Sean Langman’s Open 60 Xena is preparing for an attempt on the 24-hour monohull distance record recently bagged by Bernard Stamm’s Armor-Lux Foie Gras Bizac
The antipodean Open 60 Xena is warming up for a crack at the 24-hour monohull distance record from her base in Sydney. Bernard Stamm recently (and spectacularly) raised that particular bar to 467nm, breaking Silk Cut’s previous record, set during the 1997-98 Whitbread.
Owner Sean Langman, a veteran of the 18ft Skiff scene, will be onboard for the attempt, skippered by another Skiff specialist and Whitbread veteran David Witt. Both men are just waiting for the nod from expert weather router Roger ‘Clouds’ Badham. As soon as his models show a decent system nudging up from the Southern Ocean towards the Australian mainland’s east coast, they’ll begin their attempt.
Their aim is not just to beat the record, they’re intent on annihilation.
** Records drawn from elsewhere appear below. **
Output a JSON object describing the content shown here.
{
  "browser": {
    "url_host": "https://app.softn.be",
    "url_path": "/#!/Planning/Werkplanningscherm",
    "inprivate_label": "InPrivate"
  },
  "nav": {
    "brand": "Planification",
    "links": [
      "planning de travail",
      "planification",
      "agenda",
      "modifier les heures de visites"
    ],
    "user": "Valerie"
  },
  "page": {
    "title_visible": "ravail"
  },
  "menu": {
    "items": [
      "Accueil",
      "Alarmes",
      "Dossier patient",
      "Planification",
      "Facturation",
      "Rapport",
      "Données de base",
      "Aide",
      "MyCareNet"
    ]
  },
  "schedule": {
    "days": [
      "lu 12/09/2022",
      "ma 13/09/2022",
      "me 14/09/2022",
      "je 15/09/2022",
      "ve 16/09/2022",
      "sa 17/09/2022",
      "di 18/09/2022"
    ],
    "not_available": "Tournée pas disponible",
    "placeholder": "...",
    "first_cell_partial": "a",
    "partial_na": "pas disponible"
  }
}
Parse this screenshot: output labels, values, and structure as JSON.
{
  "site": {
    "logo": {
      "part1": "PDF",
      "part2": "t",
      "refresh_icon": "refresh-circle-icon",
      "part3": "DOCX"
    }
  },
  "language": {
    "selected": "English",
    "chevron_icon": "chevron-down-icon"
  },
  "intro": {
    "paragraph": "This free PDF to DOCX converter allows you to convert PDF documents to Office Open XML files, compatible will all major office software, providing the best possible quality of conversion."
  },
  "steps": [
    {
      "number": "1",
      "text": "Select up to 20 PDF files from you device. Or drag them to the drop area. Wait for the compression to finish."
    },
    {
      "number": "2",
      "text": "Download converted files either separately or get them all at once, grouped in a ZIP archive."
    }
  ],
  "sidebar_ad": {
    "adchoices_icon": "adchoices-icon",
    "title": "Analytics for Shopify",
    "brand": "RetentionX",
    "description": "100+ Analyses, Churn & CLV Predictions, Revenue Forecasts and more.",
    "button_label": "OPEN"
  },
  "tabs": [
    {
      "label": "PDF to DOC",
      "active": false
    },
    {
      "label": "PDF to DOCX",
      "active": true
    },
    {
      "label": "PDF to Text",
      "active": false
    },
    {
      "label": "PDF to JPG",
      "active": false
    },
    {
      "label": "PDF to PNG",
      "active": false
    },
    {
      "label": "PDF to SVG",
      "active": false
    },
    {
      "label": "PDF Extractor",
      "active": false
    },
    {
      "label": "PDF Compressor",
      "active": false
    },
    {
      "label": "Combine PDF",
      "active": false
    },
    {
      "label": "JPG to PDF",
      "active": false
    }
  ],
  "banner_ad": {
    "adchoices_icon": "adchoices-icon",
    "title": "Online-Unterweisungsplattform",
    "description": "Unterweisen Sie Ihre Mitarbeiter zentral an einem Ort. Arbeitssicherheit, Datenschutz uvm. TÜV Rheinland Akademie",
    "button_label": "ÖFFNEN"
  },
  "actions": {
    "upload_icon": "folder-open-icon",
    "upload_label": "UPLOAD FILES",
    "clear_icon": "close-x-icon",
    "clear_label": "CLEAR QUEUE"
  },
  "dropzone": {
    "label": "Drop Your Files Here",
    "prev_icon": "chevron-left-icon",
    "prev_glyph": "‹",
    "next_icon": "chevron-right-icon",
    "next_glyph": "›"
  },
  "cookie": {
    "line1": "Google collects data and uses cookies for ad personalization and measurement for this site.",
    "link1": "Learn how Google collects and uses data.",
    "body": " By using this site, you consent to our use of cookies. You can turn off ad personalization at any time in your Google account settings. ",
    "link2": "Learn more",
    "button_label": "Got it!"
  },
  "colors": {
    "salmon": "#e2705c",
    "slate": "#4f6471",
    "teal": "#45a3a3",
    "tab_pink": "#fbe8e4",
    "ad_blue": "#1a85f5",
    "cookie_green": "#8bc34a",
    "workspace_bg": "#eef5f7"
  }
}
Xena needs to average 19.5kn to break Stamm’s record but their target is the mythical 500nm barrier. To break it, they need to average 21kn over the 24-hour period. “The amazing thing for us is that when we leave Sydney we won’t have any idea where we are heading,” Langman said. “The only thing we do know is that we will be sailing as fast as possible, no matter what the direction. The wind will decide where we finish up. It could be Brisbane, North Queensland, Noumea, Fiji or even New Zealand. We are taking enough food for six days, so hopefully we’ll break the record during that period.”
If their mission seems fanciful, think again. Over Easter, Xena competed in the 310nm Brisbane to Gladstone race and freaked out a sleepy ship’s captain by passing him at 22kn – the ship was making full steam at the time.
“The ship called up on the radio and asked us to identify ourselves and state our destination. When we told them it was a sailing yacht that was passing them the radio operator simply replied with the ‘BS’ word.”
As The Race crews will tell you, averaging these speeds can be bad for your health. “The one thing we don’t want is big waves,” said Langman. “This yacht planes like a skiff, it doesn’t surf. During the Hobart race two years ago we hit 30 knots. The good news is that the faster it goes the easier it is to handle.”
Designer Andy Dovell, of Murray, Burns and Dovell fame, is confident the essentially low-tech Xena has the legs. “This yacht certainly isn’t state-of-the-art when it comes to construction. It was very much built to a budget using fibreglass sandwich and a foam core, not carbon fibre. We’ve refined it as much as we can, even down to changing the position of the keel bulb to minimise the risk of nose diving.”
If successful, Langman intends to inaugurate a Blue Riband-style challenge for sprinters from all over the world’s oceans.